→ Problem:
Retrieve every line of the data holding the word "guess".

→ Records from a collection:
========

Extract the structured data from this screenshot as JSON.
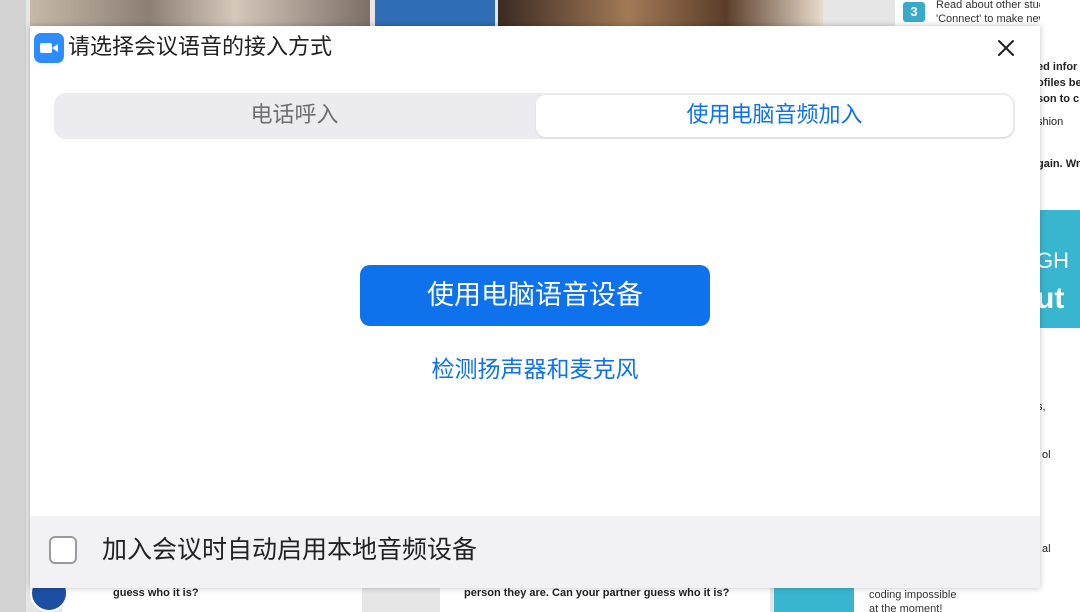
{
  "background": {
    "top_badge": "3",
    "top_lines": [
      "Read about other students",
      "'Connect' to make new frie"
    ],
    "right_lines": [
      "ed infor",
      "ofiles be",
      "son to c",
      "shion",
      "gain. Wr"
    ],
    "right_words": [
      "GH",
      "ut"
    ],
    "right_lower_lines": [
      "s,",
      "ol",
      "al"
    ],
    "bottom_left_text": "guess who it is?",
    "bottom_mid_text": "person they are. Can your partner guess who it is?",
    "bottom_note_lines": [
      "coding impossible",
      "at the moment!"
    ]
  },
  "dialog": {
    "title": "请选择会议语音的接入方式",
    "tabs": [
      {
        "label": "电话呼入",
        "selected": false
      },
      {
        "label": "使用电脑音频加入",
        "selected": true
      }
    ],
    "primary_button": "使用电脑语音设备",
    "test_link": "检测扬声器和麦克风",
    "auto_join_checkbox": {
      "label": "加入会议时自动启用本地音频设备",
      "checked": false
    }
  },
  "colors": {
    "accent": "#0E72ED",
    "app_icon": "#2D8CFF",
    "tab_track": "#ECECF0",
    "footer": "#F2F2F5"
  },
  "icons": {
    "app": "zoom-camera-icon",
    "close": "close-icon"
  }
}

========

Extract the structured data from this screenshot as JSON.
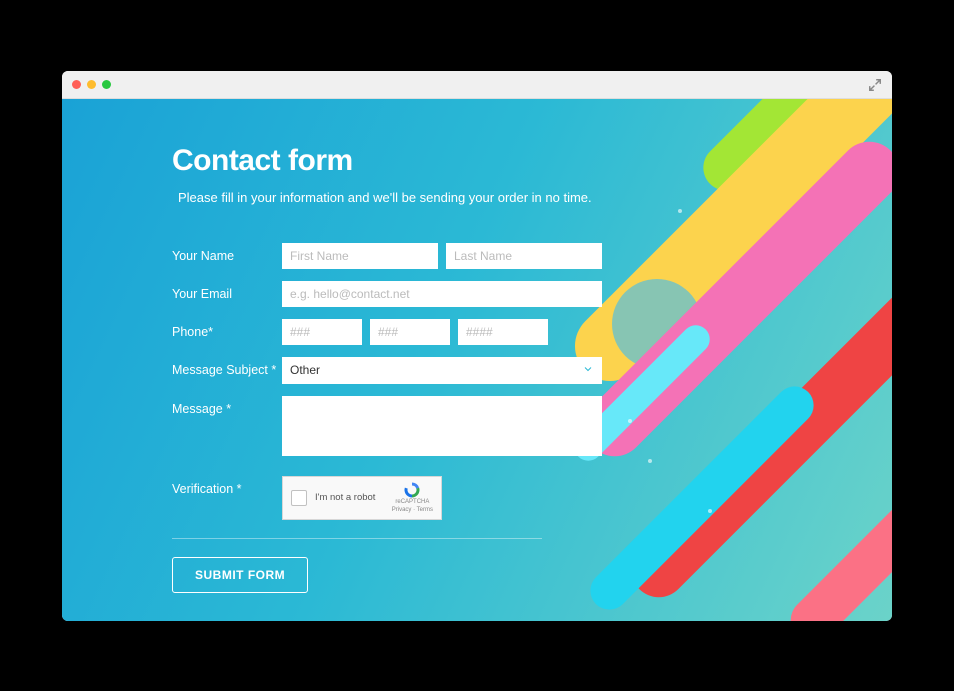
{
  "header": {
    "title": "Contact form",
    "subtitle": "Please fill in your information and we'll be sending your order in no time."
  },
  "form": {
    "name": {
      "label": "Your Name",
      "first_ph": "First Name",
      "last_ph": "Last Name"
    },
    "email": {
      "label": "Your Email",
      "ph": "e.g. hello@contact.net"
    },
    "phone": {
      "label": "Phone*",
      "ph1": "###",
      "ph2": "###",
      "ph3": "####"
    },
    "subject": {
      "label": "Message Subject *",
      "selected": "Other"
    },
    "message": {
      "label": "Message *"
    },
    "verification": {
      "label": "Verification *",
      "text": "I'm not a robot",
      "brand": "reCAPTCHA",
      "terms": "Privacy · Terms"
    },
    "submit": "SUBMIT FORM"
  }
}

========

→ Output for this task:
    "bottom_left_text": "guess who it is?",
    "bottom_mid_text": "person they are. Can your partner guess who it is?",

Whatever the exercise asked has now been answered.